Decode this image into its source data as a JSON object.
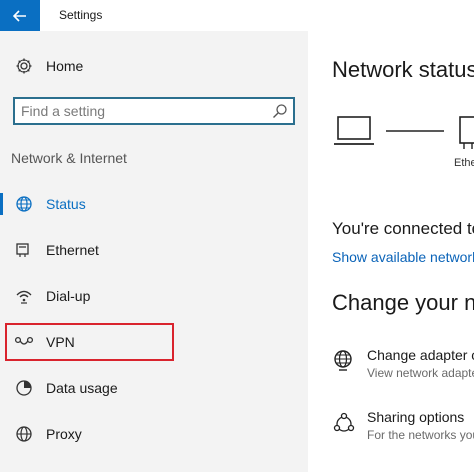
{
  "window": {
    "title": "Settings"
  },
  "sidebar": {
    "home_label": "Home",
    "search_placeholder": "Find a setting",
    "section_label": "Network & Internet",
    "items": [
      {
        "label": "Status",
        "icon": "globe-icon",
        "active": true
      },
      {
        "label": "Ethernet",
        "icon": "ethernet-icon"
      },
      {
        "label": "Dial-up",
        "icon": "dialup-icon"
      },
      {
        "label": "VPN",
        "icon": "vpn-icon",
        "highlighted": true
      },
      {
        "label": "Data usage",
        "icon": "data-usage-icon"
      },
      {
        "label": "Proxy",
        "icon": "proxy-globe-icon"
      }
    ]
  },
  "main": {
    "title": "Network status",
    "diagram": {
      "label": "Ethernet"
    },
    "connected_text": "You're connected to the Internet",
    "show_networks_link": "Show available networks",
    "change_title": "Change your network settings",
    "options": [
      {
        "title": "Change adapter options",
        "subtitle": "View network adapters and change connection settings."
      },
      {
        "title": "Sharing options",
        "subtitle": "For the networks you connect to, decide what you want to share."
      }
    ]
  },
  "colors": {
    "accent": "#0a6fc2",
    "highlight_border": "#d9232d",
    "link": "#0a63b8",
    "sidebar_bg": "#f3f3f3"
  }
}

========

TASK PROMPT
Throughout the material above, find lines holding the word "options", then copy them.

YOUR RESPONSE
    "options": [
        "title": "Change adapter options",
        "title": "Sharing options",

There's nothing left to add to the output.